Given data section start

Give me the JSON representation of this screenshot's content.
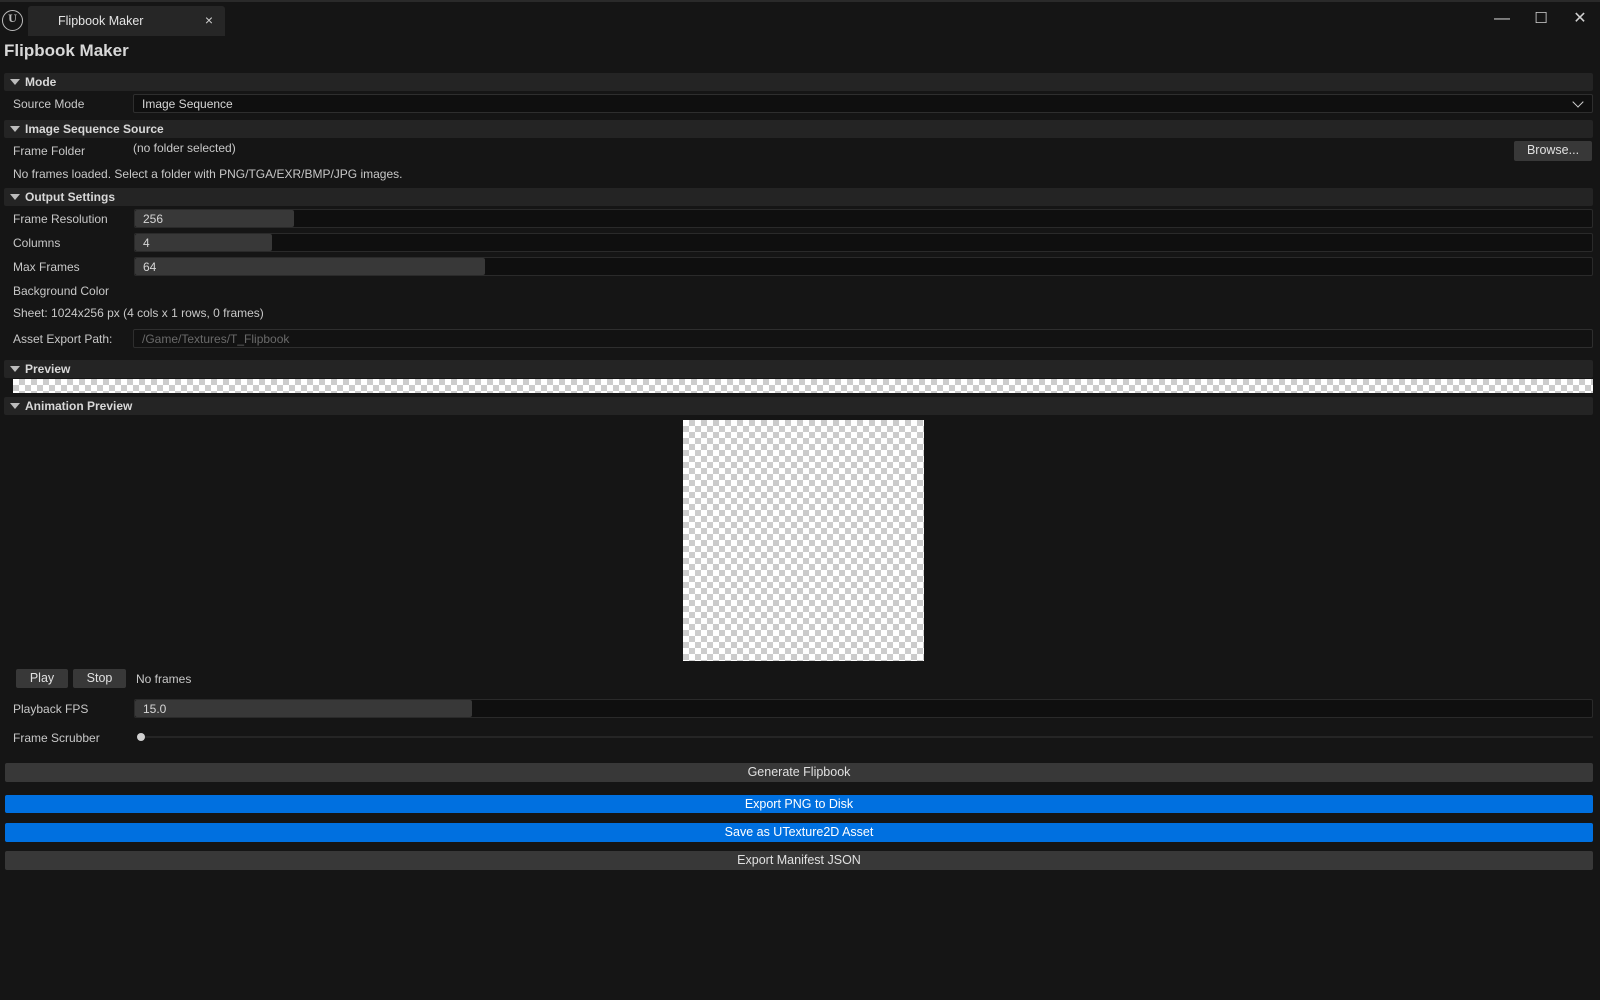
{
  "tab": {
    "title": "Flipbook Maker",
    "close": "×"
  },
  "window_controls": {
    "minimize": "—",
    "maximize": "☐",
    "close": "✕"
  },
  "window_title": "Flipbook Maker",
  "sections": {
    "mode": "Mode",
    "image_sequence_source": "Image Sequence Source",
    "output_settings": "Output Settings",
    "preview": "Preview",
    "animation_preview": "Animation Preview"
  },
  "mode": {
    "source_mode_label": "Source Mode",
    "source_mode_value": "Image Sequence"
  },
  "source": {
    "frame_folder_label": "Frame Folder",
    "frame_folder_value": "(no folder selected)",
    "browse_label": "Browse...",
    "status": "No frames loaded. Select a folder with PNG/TGA/EXR/BMP/JPG images."
  },
  "output": {
    "frame_resolution_label": "Frame Resolution",
    "frame_resolution_value": "256",
    "frame_resolution_fill": 0.109,
    "columns_label": "Columns",
    "columns_value": "4",
    "columns_fill": 0.094,
    "max_frames_label": "Max Frames",
    "max_frames_value": "64",
    "max_frames_fill": 0.24,
    "background_color_label": "Background Color",
    "sheet_info": "Sheet: 1024x256 px (4 cols x 1 rows, 0 frames)",
    "asset_path_label": "Asset Export Path:",
    "asset_path_placeholder": "/Game/Textures/T_Flipbook"
  },
  "animation": {
    "play_label": "Play",
    "stop_label": "Stop",
    "status": "No frames",
    "fps_label": "Playback FPS",
    "fps_value": "15.0",
    "fps_fill": 0.231,
    "scrubber_label": "Frame Scrubber",
    "scrubber_position": 0
  },
  "actions": {
    "generate": "Generate Flipbook",
    "export_png": "Export PNG to Disk",
    "save_asset": "Save as UTexture2D Asset",
    "export_manifest": "Export Manifest JSON"
  },
  "colors": {
    "background": "#151515",
    "section": "#242424",
    "accent_blue": "#0070e0",
    "button": "#383838"
  }
}
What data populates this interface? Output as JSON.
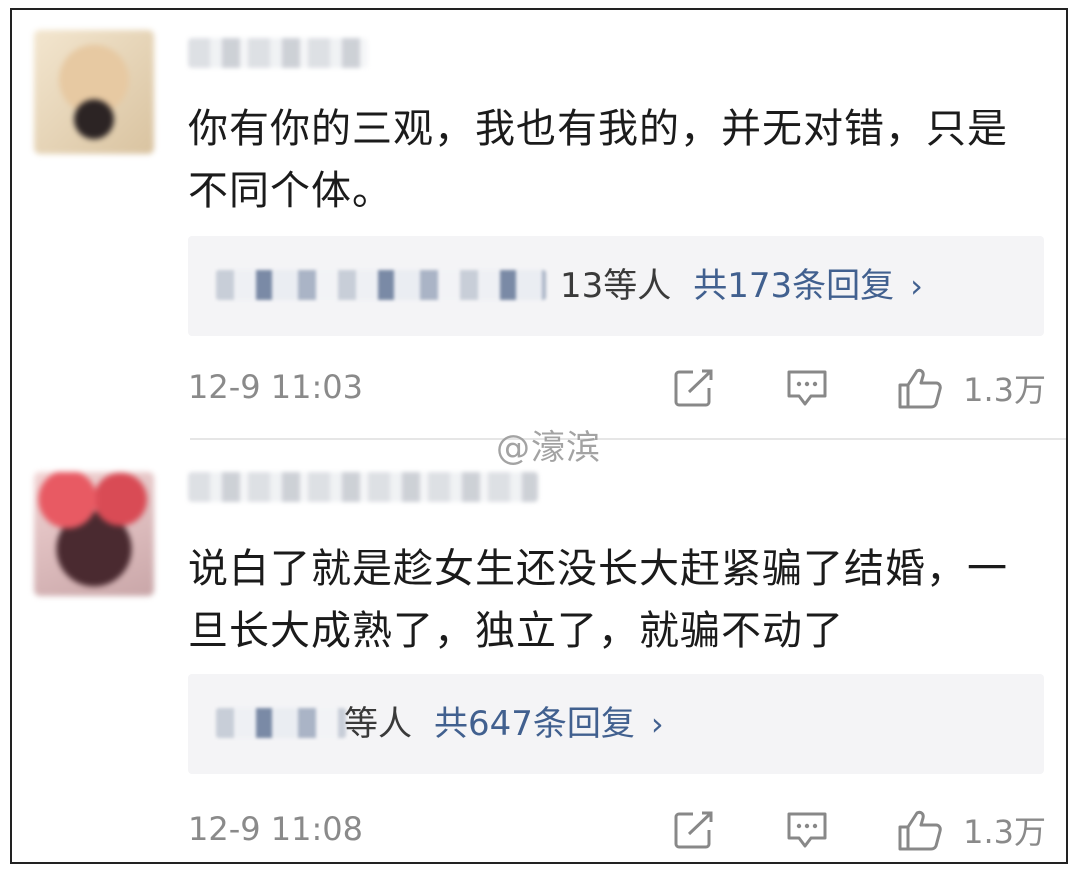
{
  "comments": [
    {
      "text": "你有你的三观，我也有我的，并无对错，只是不同个体。",
      "reply_names": "13等人",
      "reply_count": "共173条回复",
      "chevron": "›",
      "time": "12-9 11:03",
      "likes": "1.3万"
    },
    {
      "text": "说白了就是趁女生还没长大赶紧骗了结婚，一旦长大成熟了，独立了，就骗不动了",
      "reply_names": "等人",
      "reply_count": "共647条回复",
      "chevron": "›",
      "time": "12-9 11:08",
      "likes": "1.3万"
    }
  ],
  "watermark": "@濠滨",
  "icons": {
    "share": "share-icon",
    "comment": "comment-icon",
    "like": "thumbs-up-icon"
  },
  "colors": {
    "link": "#41608f",
    "meta": "#8a8a8a",
    "reply_bg": "#f4f4f6"
  }
}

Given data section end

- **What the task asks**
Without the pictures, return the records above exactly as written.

- **Output of the exercise**
Give me the JSON representation of this screenshot's content.
{
  "tab": {
    "title": "Flipbook Maker",
    "close": "×"
  },
  "window_controls": {
    "minimize": "—",
    "maximize": "☐",
    "close": "✕"
  },
  "window_title": "Flipbook Maker",
  "sections": {
    "mode": "Mode",
    "image_sequence_source": "Image Sequence Source",
    "output_settings": "Output Settings",
    "preview": "Preview",
    "animation_preview": "Animation Preview"
  },
  "mode": {
    "source_mode_label": "Source Mode",
    "source_mode_value": "Image Sequence"
  },
  "source": {
    "frame_folder_label": "Frame Folder",
    "frame_folder_value": "(no folder selected)",
    "browse_label": "Browse...",
    "status": "No frames loaded. Select a folder with PNG/TGA/EXR/BMP/JPG images."
  },
  "output": {
    "frame_resolution_label": "Frame Resolution",
    "frame_resolution_value": "256",
    "frame_resolution_fill": 0.109,
    "columns_label": "Columns",
    "columns_value": "4",
    "columns_fill": 0.094,
    "max_frames_label": "Max Frames",
    "max_frames_value": "64",
    "max_frames_fill": 0.24,
    "background_color_label": "Background Color",
    "sheet_info": "Sheet: 1024x256 px (4 cols x 1 rows, 0 frames)",
    "asset_path_label": "Asset Export Path:",
    "asset_path_placeholder": "/Game/Textures/T_Flipbook"
  },
  "animation": {
    "play_label": "Play",
    "stop_label": "Stop",
    "status": "No frames",
    "fps_label": "Playback FPS",
    "fps_value": "15.0",
    "fps_fill": 0.231,
    "scrubber_label": "Frame Scrubber",
    "scrubber_position": 0
  },
  "actions": {
    "generate": "Generate Flipbook",
    "export_png": "Export PNG to Disk",
    "save_asset": "Save as UTexture2D Asset",
    "export_manifest": "Export Manifest JSON"
  },
  "colors": {
    "background": "#151515",
    "section": "#242424",
    "accent_blue": "#0070e0",
    "button": "#383838"
  }
}
What data populates this interface? Output as JSON.
{
  "comments": [
    {
      "text": "你有你的三观，我也有我的，并无对错，只是不同个体。",
      "reply_names": "13等人",
      "reply_count": "共173条回复",
      "chevron": "›",
      "time": "12-9 11:03",
      "likes": "1.3万"
    },
    {
      "text": "说白了就是趁女生还没长大赶紧骗了结婚，一旦长大成熟了，独立了，就骗不动了",
      "reply_names": "等人",
      "reply_count": "共647条回复",
      "chevron": "›",
      "time": "12-9 11:08",
      "likes": "1.3万"
    }
  ],
  "watermark": "@濠滨",
  "icons": {
    "share": "share-icon",
    "comment": "comment-icon",
    "like": "thumbs-up-icon"
  },
  "colors": {
    "link": "#41608f",
    "meta": "#8a8a8a",
    "reply_bg": "#f4f4f6"
  }
}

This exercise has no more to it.